Pastor’s Friday Comments (09.13.19)

The term you hear me use most often when referring to our congregation is “a family of faith.” It is not a designation that should be applied lightly or that is appropriate for every church, but last Sunday was a great example of how apt it is when talking about Parkway.

The honoring of a couple of long-term servants of God who have given so much to our church, especially to the children; the recognition of a milestone birthday of one of our most senior members; the witnessing of a couple asking for God’s blessing on their family through a parent-child dedication service; and the weekly practice of giving glory to God through reverent and intentional worship — all of these practices combined to show us as a family that enjoys each other’s company, celebrates each other’s life stages, and seeks to do all under the leadership of the Holy Spirit. That’s what it means to be a family of faith.

I read another story this week about a huge urban church that was having to downsize. They own ten blocks of real estate in the heart of a Southern city and they have realized that, following years of numerical decline, they only need about ten percent of that. The pastor commented that their struggle to maintain viability rose from asking people to do two things that they don’t do anymore: go to church and go downtown.

They are going to use the proceeds from selling most of their property to establish satellite campuses where they still get to worship “together” by piping in portions of the service from the main campus while having some live elements. They are attempting to stay connected electronically. It’s a solution, I guess. 

To me it feels like trying to stay in touch with your kids by Skype or Facetime. It’s better than nothing, but can’t come close to the experience of being in the same room.

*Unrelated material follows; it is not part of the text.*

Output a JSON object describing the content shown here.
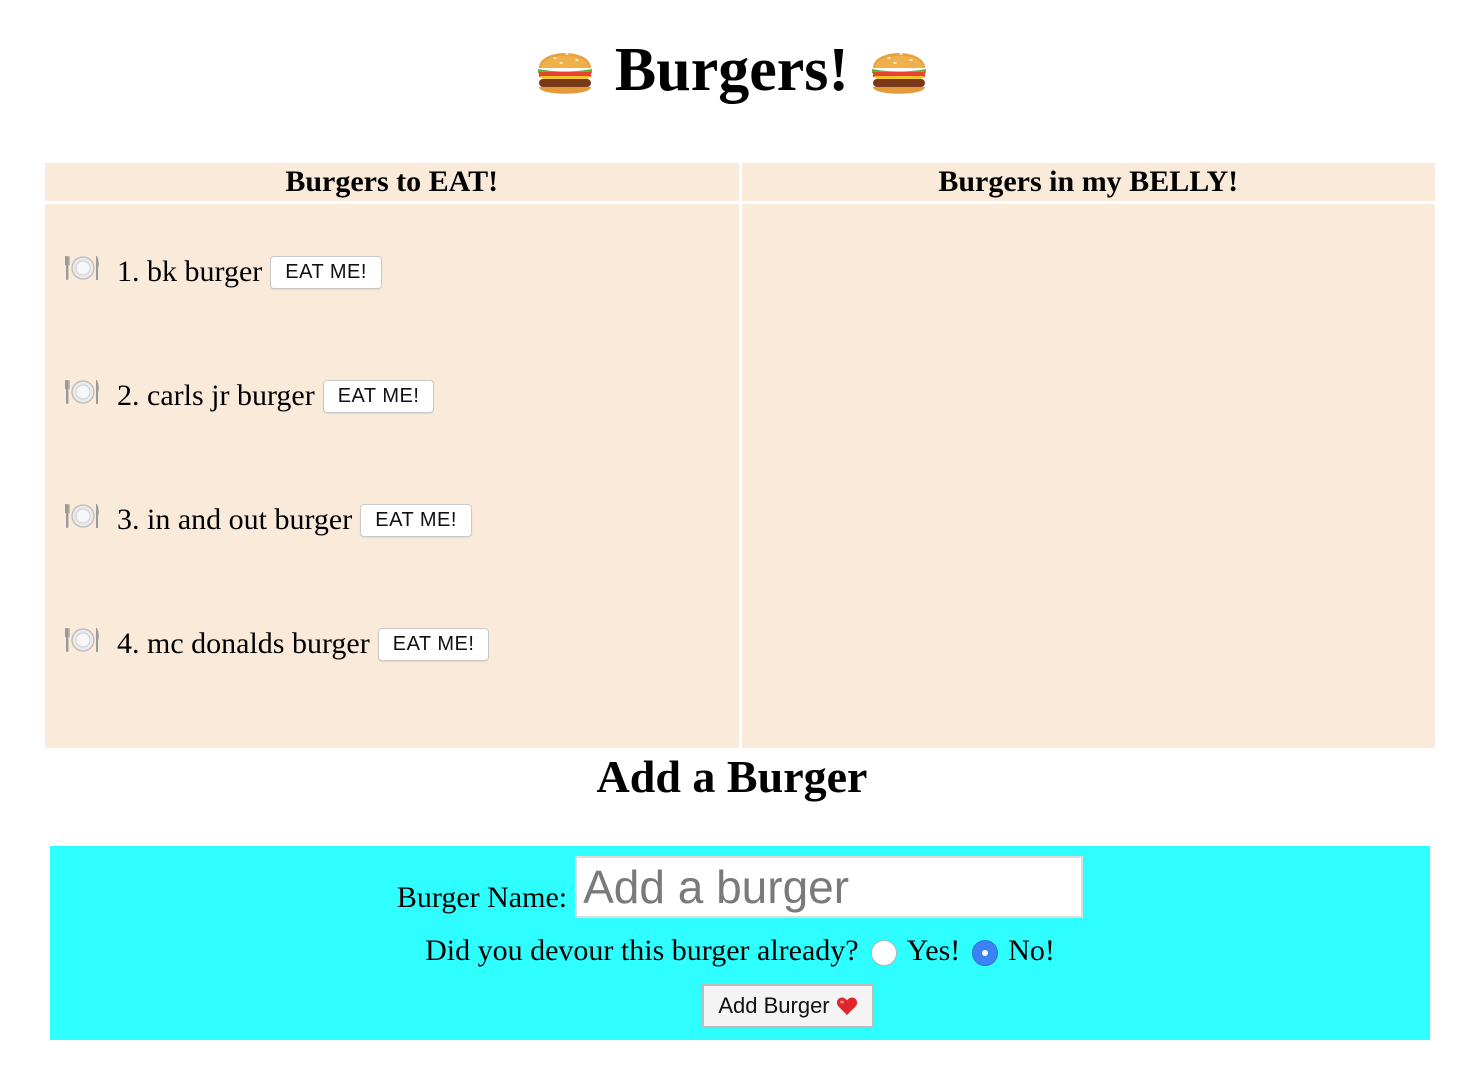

I am in no position to second guess the decisions of people who have been far more successful in ministry than I have, but another option might be to take that money and release it for the establishment of smaller congregations in underserved communities, churches that could truly connect with people in the ways that families connect with one another. 

It’s no secret that keeping churches, especially smaller churches, alive, is a struggle today. But last Sunday reminded me of why it is worth the effort. I hope you agree, and that you will deepen your own commitment to keeping Parkway vibrant and thriving for many years to come.